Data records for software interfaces
- - - -

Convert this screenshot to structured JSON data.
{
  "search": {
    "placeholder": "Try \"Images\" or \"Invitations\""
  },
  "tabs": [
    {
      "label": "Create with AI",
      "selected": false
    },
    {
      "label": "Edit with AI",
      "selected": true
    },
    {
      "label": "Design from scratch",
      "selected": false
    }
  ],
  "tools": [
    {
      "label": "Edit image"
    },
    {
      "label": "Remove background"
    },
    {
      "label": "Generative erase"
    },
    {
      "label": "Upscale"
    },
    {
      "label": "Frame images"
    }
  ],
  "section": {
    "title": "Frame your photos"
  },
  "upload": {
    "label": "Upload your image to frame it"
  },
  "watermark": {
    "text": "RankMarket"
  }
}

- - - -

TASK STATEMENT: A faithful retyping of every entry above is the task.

RESPONSE TO THIS EXERCISE:
Convert this screenshot to structured JSON data.
{
  "search": {
    "placeholder": "Try \"Images\" or \"Invitations\""
  },
  "tabs": [
    {
      "label": "Create with AI",
      "selected": false
    },
    {
      "label": "Edit with AI",
      "selected": true
    },
    {
      "label": "Design from scratch",
      "selected": false
    }
  ],
  "tools": [
    {
      "label": "Edit image"
    },
    {
      "label": "Remove background"
    },
    {
      "label": "Generative erase"
    },
    {
      "label": "Upscale"
    },
    {
      "label": "Frame images"
    }
  ],
  "section": {
    "title": "Frame your photos"
  },
  "upload": {
    "label": "Upload your image to frame it"
  },
  "watermark": {
    "text": "RankMarket"
  }
}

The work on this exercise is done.